The appointment of new heads by Smriti Irani is also fraught with controversies. A case in point is that of Vishram Jamdar, an RSS functionary, as head of the National Institute of Technology Nagpur. He proudly and publicly acknowledged his RSS leanings. The appointment of Manish Sabharwal of TeamLease replacing Rohan Narayana Murthy, son of Infosys founder N.R. Narayana Murthy, as head of the Central Advisory Board of Education, and that of Baldev Sharma, former editor of the RSS mouthpiece Panchjanya, as head of the National Book Trust by cutting short the tenure of the Malayalam writer A. Sethumadhavan had raised concerns about blatant political appointments. The selection of Gajendra Chauhan as the Chairman of the Film and Television Institute of India saw unprecedented protests that lasted for months in the institute and spiralled into nationwide protests.

It also saw the emergence of a national students’ movement of sorts with solidarity across campuses and issues, including the protest against the University Grants Commission for its move to discontinue non-NET (National Eligibility Test) fellowships and privatisation of higher education.

Another in the line of controversial exits and appointments is expected in the Nehru Memorial Museum & Library (NMML). After Mahesh Rangarajan was forced to step down as its Director, the BJP has been trying to find a suitable replacement, which is not an easy task given the international import of the institution. Reports indicate that the Oxford-educated Swapan Dasgupta, a pro-BJP journalist, who is on the executive council of the NMML, is the frontrunner for the post.

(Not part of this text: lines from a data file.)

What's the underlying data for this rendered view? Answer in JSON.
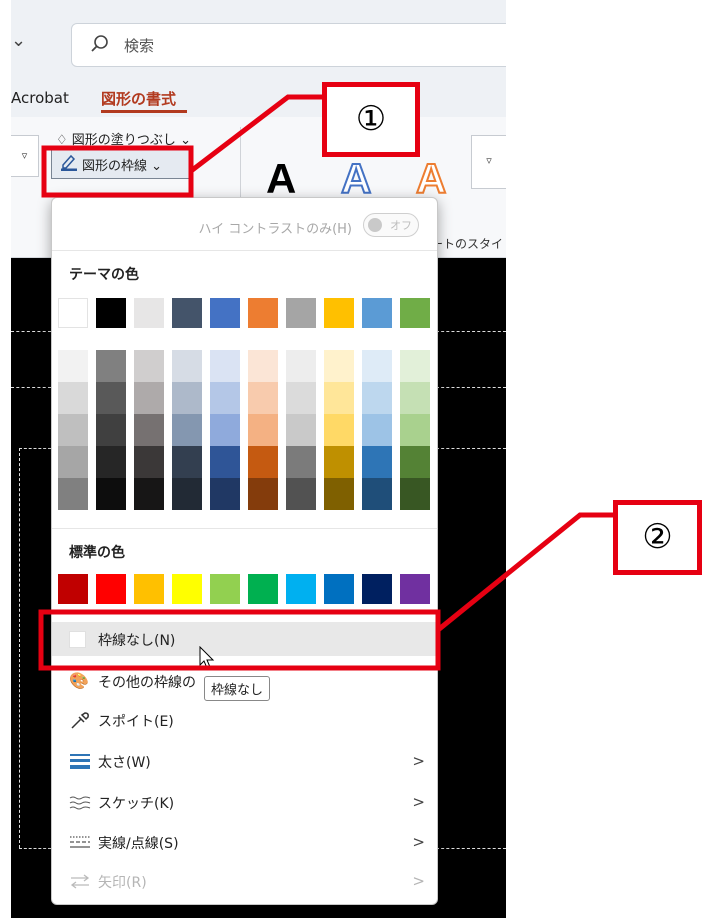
{
  "search": {
    "placeholder": "検索"
  },
  "tabs": {
    "acrobat": "Acrobat",
    "shape_format": "図形の書式"
  },
  "ribbon": {
    "shape_fill_label": "図形の塗りつぶし",
    "shape_outline_label": "図形の枠線",
    "wordart_letter": "A",
    "style_group_label": "ートのスタイ"
  },
  "menu": {
    "high_contrast_label": "ハイ コントラストのみ(H)",
    "high_contrast_state": "オフ",
    "theme_colors_label": "テーマの色",
    "standard_colors_label": "標準の色",
    "items": [
      {
        "label": "枠線なし(N)",
        "icon": "no-outline-swatch",
        "state": "hover"
      },
      {
        "label": "その他の枠線の",
        "icon": "palette-icon"
      },
      {
        "label": "スポイト(E)",
        "icon": "eyedropper-icon"
      },
      {
        "label": "太さ(W)",
        "icon": "line-weight-icon",
        "submenu": ">"
      },
      {
        "label": "スケッチ(K)",
        "icon": "sketch-icon",
        "submenu": ">"
      },
      {
        "label": "実線/点線(S)",
        "icon": "dash-icon",
        "submenu": ">"
      },
      {
        "label": "矢印(R)",
        "icon": "arrows-icon",
        "submenu": ">",
        "disabled": true
      }
    ],
    "tooltip": "枠線なし"
  },
  "colors": {
    "theme_top": [
      "#FFFFFF",
      "#000000",
      "#E7E6E6",
      "#44546A",
      "#4472C4",
      "#ED7D31",
      "#A5A5A5",
      "#FFC000",
      "#5B9BD5",
      "#70AD47"
    ],
    "theme_shades": [
      [
        "#F2F2F2",
        "#D9D9D9",
        "#BFBFBF",
        "#A6A6A6",
        "#808080"
      ],
      [
        "#808080",
        "#595959",
        "#404040",
        "#262626",
        "#0D0D0D"
      ],
      [
        "#D0CECE",
        "#AEAAAA",
        "#767171",
        "#3B3838",
        "#171616"
      ],
      [
        "#D6DCE5",
        "#ADB9CA",
        "#8497B0",
        "#333F50",
        "#222A35"
      ],
      [
        "#DAE3F3",
        "#B4C7E7",
        "#8FAADC",
        "#2F5597",
        "#203864"
      ],
      [
        "#FBE5D6",
        "#F8CBAD",
        "#F4B183",
        "#C55A11",
        "#843C0C"
      ],
      [
        "#EDEDED",
        "#DBDBDB",
        "#C9C9C9",
        "#7B7B7B",
        "#525252"
      ],
      [
        "#FFF2CC",
        "#FFE699",
        "#FFD966",
        "#BF9000",
        "#7F6000"
      ],
      [
        "#DEEBF7",
        "#BDD7EE",
        "#9DC3E6",
        "#2E75B6",
        "#1F4E79"
      ],
      [
        "#E2F0D9",
        "#C5E0B4",
        "#A9D18E",
        "#548235",
        "#385723"
      ]
    ],
    "standard": [
      "#C00000",
      "#FF0000",
      "#FFC000",
      "#FFFF00",
      "#92D050",
      "#00B050",
      "#00B0F0",
      "#0070C0",
      "#002060",
      "#7030A0"
    ],
    "accent_red": "#E60012",
    "tab_accent": "#B23A1F"
  },
  "callouts": [
    {
      "label": "①"
    },
    {
      "label": "②"
    }
  ]
}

Union Minister M. Venkaiah Naidu said the saffronisation of education was a bogey raised by the Left in the country because they could no longer get positions in educational institutions. But there is no denying that random and obscure selection processes are bound to hurt the quality of higher education and research in India and promote sycophancy.